Another area where TCO models fail is due to the integrity of the scoring. Some factors are very objective and are numerically calculated. Other factors are more subjective in nature. And very often those subjective factors make Procurement management and others feel good, but they are often given a very low weighting or ignored altogether when price is a factor.

These TCO models very often do not consider risk management. They assume environmental stability. Scenario simulation to observe the impact of sourcing decisions when Supply Chains are disrupted is missing.

As such when disruptions and disasters do occur in real life there has been no contingency planning to allow for the rapid activation of alternative sourcing solutions. This is a chronic and fundamental flaw in TCO modelling.

TCO models are most often designed to spit out one answer, to recommend one supplier to which business is awarded. There is limited effort, unless there is human intervention, to award business to multiple sources, thereby reducing risk to continuity of supply and creating a more robust sourcing solution.

As stated earlier, this usually occurs because of the overriding and singular focus on realizing the lowest possible unit price for goods and services.

How should these Models be changed for the future?

Disruptions occur in Supply Chain all of the time. Whether they are localized to an operation, a company, a geography or an industry they will occur. Whether they are global in nature they will occur. Whether the are man-made or natural disasters, they will occur.

Total Cost of Ownership modelling with no consideration for these inevitable disruptions and the need to de-risk Supply Chains is reckless. Nothing runs smoothly each and every day. To ignore that reality in making sourcing decisions is to invite havoc that in its extreme can cause any company to fail.

The predominant focus on unit price is extremely hard to overcome. Its overarching importance will not likely be mitigated. But a focus on creating equally competitive, dual sourcing or multi-sourcing solutions can create a more robust and resilient Supply Chain. While this will not prevent problems, it does establish a basic sourcing solution that can better withstand any disruptions.

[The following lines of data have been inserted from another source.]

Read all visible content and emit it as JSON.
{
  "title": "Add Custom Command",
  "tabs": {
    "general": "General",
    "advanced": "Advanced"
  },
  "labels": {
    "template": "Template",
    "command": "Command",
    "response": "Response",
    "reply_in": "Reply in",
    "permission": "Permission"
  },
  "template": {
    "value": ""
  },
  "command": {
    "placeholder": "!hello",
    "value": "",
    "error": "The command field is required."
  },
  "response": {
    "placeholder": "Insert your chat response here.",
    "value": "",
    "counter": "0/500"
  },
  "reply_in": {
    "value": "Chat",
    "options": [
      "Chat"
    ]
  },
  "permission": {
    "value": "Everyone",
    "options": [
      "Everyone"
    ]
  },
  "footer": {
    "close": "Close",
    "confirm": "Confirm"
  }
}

Finally we need Procurement to play a stronger role at the executive level. Too often Procurement is not viewed as being strategic despite the fact that it usually manages the majority of the costs of many companies and industries. If Procurement has a stronger presence in the Boardroom it can educate and inform their peers so as to alleviate pressures to make sourcing decision solely based on price.

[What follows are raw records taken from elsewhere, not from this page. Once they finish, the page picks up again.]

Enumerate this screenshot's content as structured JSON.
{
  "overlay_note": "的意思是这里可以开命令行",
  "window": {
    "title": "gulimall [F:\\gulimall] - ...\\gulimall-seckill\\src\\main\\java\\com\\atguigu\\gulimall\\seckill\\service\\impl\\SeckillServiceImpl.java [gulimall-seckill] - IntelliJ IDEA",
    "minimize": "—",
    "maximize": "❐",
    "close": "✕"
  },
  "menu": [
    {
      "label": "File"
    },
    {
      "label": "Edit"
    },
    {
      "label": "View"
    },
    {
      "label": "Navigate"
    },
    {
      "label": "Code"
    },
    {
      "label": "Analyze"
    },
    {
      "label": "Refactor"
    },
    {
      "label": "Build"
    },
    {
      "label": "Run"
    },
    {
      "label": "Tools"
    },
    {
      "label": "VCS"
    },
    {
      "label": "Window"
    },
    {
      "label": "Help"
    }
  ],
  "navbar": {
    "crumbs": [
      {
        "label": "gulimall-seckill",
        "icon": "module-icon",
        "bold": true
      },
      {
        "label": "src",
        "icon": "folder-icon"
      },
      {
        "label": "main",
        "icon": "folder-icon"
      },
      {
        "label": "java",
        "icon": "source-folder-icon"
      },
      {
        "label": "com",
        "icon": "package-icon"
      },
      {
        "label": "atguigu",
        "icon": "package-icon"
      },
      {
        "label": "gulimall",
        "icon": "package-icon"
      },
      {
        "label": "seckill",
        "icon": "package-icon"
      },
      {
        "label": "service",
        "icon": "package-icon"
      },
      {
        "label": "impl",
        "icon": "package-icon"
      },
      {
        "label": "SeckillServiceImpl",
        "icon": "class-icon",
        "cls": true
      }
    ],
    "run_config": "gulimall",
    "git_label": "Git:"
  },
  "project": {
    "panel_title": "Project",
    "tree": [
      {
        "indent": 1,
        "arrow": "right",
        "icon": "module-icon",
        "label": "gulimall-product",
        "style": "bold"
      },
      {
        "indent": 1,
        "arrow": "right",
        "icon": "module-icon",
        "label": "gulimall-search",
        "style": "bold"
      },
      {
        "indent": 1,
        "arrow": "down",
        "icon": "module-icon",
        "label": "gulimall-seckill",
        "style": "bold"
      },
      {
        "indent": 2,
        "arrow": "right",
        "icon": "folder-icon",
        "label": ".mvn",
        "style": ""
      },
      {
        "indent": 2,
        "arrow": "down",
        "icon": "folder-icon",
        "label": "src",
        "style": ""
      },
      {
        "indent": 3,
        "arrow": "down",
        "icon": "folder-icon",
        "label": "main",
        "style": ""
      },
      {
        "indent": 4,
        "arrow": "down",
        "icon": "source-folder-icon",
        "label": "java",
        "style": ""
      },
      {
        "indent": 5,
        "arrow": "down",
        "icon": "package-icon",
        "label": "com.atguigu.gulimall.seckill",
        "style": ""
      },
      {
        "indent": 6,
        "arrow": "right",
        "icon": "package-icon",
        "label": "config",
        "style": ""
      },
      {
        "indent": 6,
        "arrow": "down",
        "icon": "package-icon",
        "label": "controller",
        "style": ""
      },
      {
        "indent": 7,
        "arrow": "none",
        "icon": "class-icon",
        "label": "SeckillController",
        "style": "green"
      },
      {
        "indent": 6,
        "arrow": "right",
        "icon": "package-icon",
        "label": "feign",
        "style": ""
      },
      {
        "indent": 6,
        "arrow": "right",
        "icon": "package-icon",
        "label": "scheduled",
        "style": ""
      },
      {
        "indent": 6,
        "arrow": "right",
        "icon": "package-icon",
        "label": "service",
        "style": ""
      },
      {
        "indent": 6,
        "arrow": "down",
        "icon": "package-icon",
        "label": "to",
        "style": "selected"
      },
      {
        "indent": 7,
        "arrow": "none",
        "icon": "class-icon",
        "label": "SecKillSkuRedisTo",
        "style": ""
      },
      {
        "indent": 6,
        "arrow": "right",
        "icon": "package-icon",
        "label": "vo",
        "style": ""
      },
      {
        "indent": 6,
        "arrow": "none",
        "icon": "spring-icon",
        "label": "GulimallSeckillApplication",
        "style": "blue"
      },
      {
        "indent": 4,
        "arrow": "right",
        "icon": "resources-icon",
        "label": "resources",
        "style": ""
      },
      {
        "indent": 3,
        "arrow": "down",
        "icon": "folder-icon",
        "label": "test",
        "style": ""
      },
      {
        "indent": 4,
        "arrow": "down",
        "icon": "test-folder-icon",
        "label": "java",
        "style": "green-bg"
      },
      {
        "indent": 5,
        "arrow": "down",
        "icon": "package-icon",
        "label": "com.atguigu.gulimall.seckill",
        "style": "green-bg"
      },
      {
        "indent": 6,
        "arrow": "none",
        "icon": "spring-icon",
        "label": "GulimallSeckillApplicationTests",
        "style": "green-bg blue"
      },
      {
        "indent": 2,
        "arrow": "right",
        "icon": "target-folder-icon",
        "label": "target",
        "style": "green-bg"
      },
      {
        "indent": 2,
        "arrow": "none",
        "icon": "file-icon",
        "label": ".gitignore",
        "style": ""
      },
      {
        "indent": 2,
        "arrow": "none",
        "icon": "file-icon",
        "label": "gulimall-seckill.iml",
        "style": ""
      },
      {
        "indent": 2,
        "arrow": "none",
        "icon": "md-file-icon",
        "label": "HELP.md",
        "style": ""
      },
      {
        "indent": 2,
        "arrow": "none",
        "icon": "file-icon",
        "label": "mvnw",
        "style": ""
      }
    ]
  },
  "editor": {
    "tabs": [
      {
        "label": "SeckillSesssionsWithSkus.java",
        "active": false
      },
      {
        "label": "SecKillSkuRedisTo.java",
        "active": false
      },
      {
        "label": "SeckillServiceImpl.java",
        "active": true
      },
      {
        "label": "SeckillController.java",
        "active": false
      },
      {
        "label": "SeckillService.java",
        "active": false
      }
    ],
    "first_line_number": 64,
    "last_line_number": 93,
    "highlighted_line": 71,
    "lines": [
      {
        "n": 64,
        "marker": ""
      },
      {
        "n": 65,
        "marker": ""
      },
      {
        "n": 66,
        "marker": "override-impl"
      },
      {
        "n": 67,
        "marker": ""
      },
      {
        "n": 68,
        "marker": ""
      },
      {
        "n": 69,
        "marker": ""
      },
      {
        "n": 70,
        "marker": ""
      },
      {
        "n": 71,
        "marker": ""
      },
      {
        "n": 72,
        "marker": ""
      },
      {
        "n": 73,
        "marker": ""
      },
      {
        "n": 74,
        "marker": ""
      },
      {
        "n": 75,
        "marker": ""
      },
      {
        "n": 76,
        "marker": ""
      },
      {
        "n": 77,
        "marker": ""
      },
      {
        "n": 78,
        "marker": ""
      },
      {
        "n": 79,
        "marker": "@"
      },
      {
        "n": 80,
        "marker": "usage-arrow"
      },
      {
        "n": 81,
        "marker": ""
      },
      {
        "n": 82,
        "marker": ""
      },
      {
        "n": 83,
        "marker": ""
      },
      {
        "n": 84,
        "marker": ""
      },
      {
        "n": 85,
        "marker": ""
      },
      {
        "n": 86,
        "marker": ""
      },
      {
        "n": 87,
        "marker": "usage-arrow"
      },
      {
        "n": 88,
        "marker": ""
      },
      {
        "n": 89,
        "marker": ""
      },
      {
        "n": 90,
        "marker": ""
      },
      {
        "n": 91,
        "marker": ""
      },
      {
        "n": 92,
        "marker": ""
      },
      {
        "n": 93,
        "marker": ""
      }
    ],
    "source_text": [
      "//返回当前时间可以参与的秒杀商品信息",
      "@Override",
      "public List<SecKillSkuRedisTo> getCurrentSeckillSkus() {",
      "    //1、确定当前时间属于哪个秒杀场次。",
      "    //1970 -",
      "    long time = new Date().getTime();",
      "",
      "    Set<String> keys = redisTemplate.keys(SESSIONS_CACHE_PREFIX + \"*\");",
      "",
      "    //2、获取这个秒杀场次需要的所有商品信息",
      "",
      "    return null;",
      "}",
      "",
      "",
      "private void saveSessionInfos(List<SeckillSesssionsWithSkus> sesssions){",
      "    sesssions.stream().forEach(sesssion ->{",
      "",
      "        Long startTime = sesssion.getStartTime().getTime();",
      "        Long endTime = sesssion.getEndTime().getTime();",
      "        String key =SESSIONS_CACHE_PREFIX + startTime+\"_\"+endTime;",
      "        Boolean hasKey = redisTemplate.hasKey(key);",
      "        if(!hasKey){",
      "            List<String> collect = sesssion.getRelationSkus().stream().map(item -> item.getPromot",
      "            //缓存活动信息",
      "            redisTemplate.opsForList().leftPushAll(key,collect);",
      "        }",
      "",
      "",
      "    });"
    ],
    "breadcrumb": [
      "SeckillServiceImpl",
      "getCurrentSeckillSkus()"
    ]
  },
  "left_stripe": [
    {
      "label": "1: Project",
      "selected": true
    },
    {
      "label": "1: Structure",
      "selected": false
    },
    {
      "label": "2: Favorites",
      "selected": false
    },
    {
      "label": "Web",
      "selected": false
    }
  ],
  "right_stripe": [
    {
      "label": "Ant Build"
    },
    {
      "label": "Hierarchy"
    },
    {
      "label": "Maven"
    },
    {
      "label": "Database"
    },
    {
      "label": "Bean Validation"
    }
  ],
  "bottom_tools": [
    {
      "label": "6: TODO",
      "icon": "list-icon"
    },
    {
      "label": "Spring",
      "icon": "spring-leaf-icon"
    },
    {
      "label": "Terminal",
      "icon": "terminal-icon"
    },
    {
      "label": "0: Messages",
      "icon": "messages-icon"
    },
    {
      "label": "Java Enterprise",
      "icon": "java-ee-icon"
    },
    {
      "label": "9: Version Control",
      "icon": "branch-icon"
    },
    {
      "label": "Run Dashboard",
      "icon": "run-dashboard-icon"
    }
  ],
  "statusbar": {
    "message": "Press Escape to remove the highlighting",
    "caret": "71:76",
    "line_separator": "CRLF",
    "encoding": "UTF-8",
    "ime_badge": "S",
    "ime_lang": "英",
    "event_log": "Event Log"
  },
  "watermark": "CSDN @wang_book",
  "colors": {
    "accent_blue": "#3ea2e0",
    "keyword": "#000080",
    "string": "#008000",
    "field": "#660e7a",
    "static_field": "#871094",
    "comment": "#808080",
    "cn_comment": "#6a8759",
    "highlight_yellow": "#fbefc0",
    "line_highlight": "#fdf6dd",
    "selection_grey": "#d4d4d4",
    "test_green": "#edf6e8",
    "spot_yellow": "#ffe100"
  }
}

A danger that we are concerned about is that after the pandemic companies will go back to their old ways of doing things. For all of their flaws and shortcoming, Procurement team will continue to use, or not use, their Total Cost of Ownership models as they have always done.

Everyone will forget how the pandemic brought every company in every industry in every country to their knees. Concerns about on-shoring vs offshoring will be forgotten. And companies will continue to source primarily to the lowest unit cost supplier, ignoring all other TCO factors.

Enlightened Procurement leaders and teams will see the value and opportunity to create more robust and resilient Supply Chains through better sourcing decisions recommended by strengthened TCO models.

Everyone else who ignores this need to change are just kidding themselves. They are putting their employees and their companies at risk of failure.

Originally published on August 30, 2022.